### Dataset rows describing interfaces

# # #

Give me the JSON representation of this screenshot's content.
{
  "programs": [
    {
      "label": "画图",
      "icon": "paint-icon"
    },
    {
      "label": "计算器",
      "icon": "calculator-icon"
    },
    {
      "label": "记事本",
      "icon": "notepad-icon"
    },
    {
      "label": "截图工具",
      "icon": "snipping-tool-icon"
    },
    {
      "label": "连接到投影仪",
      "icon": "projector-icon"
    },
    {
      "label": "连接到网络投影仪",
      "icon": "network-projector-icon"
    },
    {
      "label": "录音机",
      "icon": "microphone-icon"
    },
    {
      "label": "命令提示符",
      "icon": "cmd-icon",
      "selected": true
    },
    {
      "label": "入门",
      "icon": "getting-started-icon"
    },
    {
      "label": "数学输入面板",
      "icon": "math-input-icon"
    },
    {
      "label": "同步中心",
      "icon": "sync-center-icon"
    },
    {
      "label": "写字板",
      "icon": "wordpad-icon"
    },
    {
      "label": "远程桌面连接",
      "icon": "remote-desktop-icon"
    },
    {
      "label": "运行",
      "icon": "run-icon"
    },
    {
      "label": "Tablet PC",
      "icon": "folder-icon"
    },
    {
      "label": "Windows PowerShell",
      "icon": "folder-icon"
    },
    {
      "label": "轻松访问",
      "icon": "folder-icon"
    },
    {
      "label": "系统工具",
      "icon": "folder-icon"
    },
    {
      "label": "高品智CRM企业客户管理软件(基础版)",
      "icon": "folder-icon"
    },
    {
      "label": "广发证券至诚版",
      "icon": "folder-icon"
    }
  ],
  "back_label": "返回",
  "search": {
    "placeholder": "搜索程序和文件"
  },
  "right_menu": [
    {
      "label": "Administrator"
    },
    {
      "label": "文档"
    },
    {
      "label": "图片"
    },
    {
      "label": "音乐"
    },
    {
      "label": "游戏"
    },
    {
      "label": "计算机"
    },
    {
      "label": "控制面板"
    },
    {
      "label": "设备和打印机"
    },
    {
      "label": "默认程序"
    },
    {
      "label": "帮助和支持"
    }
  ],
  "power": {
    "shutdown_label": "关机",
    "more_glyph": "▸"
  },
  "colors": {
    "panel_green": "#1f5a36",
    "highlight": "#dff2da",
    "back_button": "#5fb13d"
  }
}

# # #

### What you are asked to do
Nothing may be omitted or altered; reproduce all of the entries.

### Task response
Give me the JSON representation of this screenshot's content.
{
  "programs": [
    {
      "label": "画图",
      "icon": "paint-icon"
    },
    {
      "label": "计算器",
      "icon": "calculator-icon"
    },
    {
      "label": "记事本",
      "icon": "notepad-icon"
    },
    {
      "label": "截图工具",
      "icon": "snipping-tool-icon"
    },
    {
      "label": "连接到投影仪",
      "icon": "projector-icon"
    },
    {
      "label": "连接到网络投影仪",
      "icon": "network-projector-icon"
    },
    {
      "label": "录音机",
      "icon": "microphone-icon"
    },
    {
      "label": "命令提示符",
      "icon": "cmd-icon",
      "selected": true
    },
    {
      "label": "入门",
      "icon": "getting-started-icon"
    },
    {
      "label": "数学输入面板",
      "icon": "math-input-icon"
    },
    {
      "label": "同步中心",
      "icon": "sync-center-icon"
    },
    {
      "label": "写字板",
      "icon": "wordpad-icon"
    },
    {
      "label": "远程桌面连接",
      "icon": "remote-desktop-icon"
    },
    {
      "label": "运行",
      "icon": "run-icon"
    },
    {
      "label": "Tablet PC",
      "icon": "folder-icon"
    },
    {
      "label": "Windows PowerShell",
      "icon": "folder-icon"
    },
    {
      "label": "轻松访问",
      "icon": "folder-icon"
    },
    {
      "label": "系统工具",
      "icon": "folder-icon"
    },
    {
      "label": "高品智CRM企业客户管理软件(基础版)",
      "icon": "folder-icon"
    },
    {
      "label": "广发证券至诚版",
      "icon": "folder-icon"
    }
  ],
  "back_label": "返回",
  "search": {
    "placeholder": "搜索程序和文件"
  },
  "right_menu": [
    {
      "label": "Administrator"
    },
    {
      "label": "文档"
    },
    {
      "label": "图片"
    },
    {
      "label": "音乐"
    },
    {
      "label": "游戏"
    },
    {
      "label": "计算机"
    },
    {
      "label": "控制面板"
    },
    {
      "label": "设备和打印机"
    },
    {
      "label": "默认程序"
    },
    {
      "label": "帮助和支持"
    }
  ],
  "power": {
    "shutdown_label": "关机",
    "more_glyph": "▸"
  },
  "colors": {
    "panel_green": "#1f5a36",
    "highlight": "#dff2da",
    "back_button": "#5fb13d"
  }
}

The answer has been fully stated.